The victimocracy’s uncritical reliance on the epistemology of resentment seems to be in a state of constant expansion. In Chronicle 449 I mentioned the report of a UCLA campus survey that, after having sought out and found a few incidents that gave evidence of racism, declared campus racism to be a serious problem, notwithstanding what would appear to be the extreme paucity of such incidents in a community of some 40,000 people. This result was recently reinforced by another “campus climate” survey in which students and others were asked to indicate whether they had experienced incidents of offensive conduct: “24% of respondents believed that they had personally experienced exclusionary, intimidating, offensive, and/or hostile conduct at a UC campus/location…”  “Believing one has experienced” is thus presented as evidence of the experience itself, with no hint that skepticism concerning one’s own resentment is even theoretically possible.

It goes without saying that all persons, from whatever ascriptive groups, should be treated with fairness and human decency. But I believe that this can only be done once we go back to our religious tradition’s categorization of humans as bearers, not just of the “selfish gene,” but of sinfulness, a tendency to resent others above and beyond reaction to genuine injustice. The farther we go in giving free rein to the resentment of victimary groups, the more intergroup tension and the less tolerance we will create, and the less lovingly people will behave toward one another.
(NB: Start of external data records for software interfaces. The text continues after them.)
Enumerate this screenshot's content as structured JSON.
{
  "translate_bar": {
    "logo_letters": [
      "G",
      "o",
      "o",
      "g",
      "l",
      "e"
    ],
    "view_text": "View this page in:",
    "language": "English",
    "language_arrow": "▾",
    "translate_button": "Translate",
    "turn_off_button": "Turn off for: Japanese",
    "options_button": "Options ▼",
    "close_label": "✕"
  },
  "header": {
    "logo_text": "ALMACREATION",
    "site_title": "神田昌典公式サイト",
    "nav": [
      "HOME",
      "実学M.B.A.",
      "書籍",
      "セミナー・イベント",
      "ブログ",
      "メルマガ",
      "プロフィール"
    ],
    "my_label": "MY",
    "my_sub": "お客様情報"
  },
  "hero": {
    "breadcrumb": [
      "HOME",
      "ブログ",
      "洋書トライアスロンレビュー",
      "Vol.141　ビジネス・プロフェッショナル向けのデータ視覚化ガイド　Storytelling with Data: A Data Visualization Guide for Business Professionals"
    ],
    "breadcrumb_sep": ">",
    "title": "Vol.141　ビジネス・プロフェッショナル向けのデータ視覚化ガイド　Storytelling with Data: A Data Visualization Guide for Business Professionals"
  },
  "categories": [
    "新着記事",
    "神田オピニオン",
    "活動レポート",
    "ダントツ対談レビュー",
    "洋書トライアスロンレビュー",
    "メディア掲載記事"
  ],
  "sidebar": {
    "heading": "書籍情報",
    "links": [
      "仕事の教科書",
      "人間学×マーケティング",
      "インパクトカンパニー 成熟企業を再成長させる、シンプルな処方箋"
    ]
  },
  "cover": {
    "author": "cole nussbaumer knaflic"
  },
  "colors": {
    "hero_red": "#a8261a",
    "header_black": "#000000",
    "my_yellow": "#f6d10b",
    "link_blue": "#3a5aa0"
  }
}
The newly popular notion of “micro-aggression” is founded on the conviction that whatever efforts are made to eradicate it, the “hegemonic” stain of racism, sexism, and so on, like that on Lady Macbeth’s hand, can never be cleansed entirely, and that the apparently most innocent interactions, if analyzed with sufficient perspicacity, will reveal it. Like fanatical environmentalists for whom no concentration of a pollutant is low enough, the masters of micro-aggression will never accord an “oppressor” a clean bill of health.

All social orders are, in the first place, means for controlling resentment. It is not for nothing that the first word of Western culture, the menin of the Iliad, refers to Achilles’ “rage” that is in reality his resentment, his inability to “rage” in an active sense. As our means of detecting injustice, resentment must be checked by what we call our conscience, which is, in effect, our sense of our own potential sinfulness. The victimocracy is fated to discover that allowing any group, be it women, blacks, gays, the handicapped… to locate all sin outside itself is a recipe for social dissolution.
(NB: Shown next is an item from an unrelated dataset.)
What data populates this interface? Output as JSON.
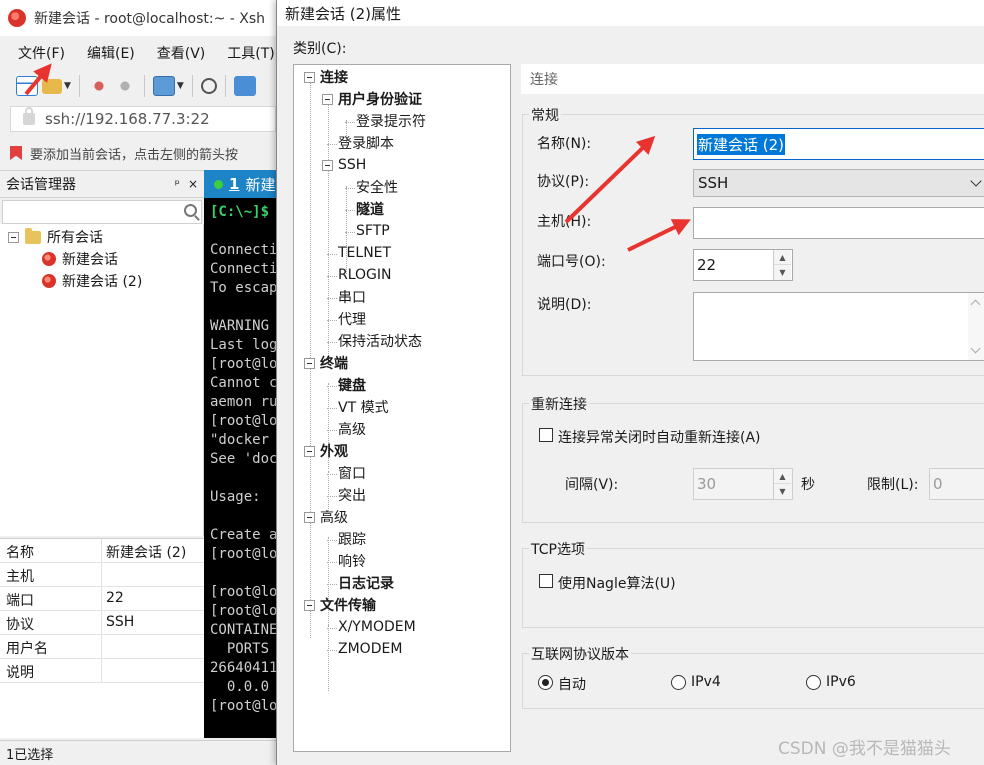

What can save us from this dystopia is to recall the sense of sin we learn from the understanding of our origin. GA is in this respect a path to the humanistic understanding of what has already been part of our great religious traditions. Call it resentment, call it mimetic desire, our inherent potential for sinfulness requires from all of us constant humility and vigilance. As Pascal reminded the beautiful souls of his era, qui veut faire l’ange, fait la bête—who would act as an angel, acts as a beast.